:: Provided information ::

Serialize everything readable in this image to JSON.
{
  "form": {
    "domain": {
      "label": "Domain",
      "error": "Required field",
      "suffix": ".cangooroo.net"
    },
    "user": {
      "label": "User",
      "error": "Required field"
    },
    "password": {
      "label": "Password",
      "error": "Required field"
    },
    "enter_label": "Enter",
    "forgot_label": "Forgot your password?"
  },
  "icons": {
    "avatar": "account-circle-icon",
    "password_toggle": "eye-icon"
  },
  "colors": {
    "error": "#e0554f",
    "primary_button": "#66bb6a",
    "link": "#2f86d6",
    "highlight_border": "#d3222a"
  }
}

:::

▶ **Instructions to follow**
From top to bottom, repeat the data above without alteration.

▶ **Output for this exercise**
Serialize everything readable in this image to JSON.
{
  "form": {
    "domain": {
      "label": "Domain",
      "error": "Required field",
      "suffix": ".cangooroo.net"
    },
    "user": {
      "label": "User",
      "error": "Required field"
    },
    "password": {
      "label": "Password",
      "error": "Required field"
    },
    "enter_label": "Enter",
    "forgot_label": "Forgot your password?"
  },
  "icons": {
    "avatar": "account-circle-icon",
    "password_toggle": "eye-icon"
  },
  "colors": {
    "error": "#e0554f",
    "primary_button": "#66bb6a",
    "link": "#2f86d6",
    "highlight_border": "#d3222a"
  }
}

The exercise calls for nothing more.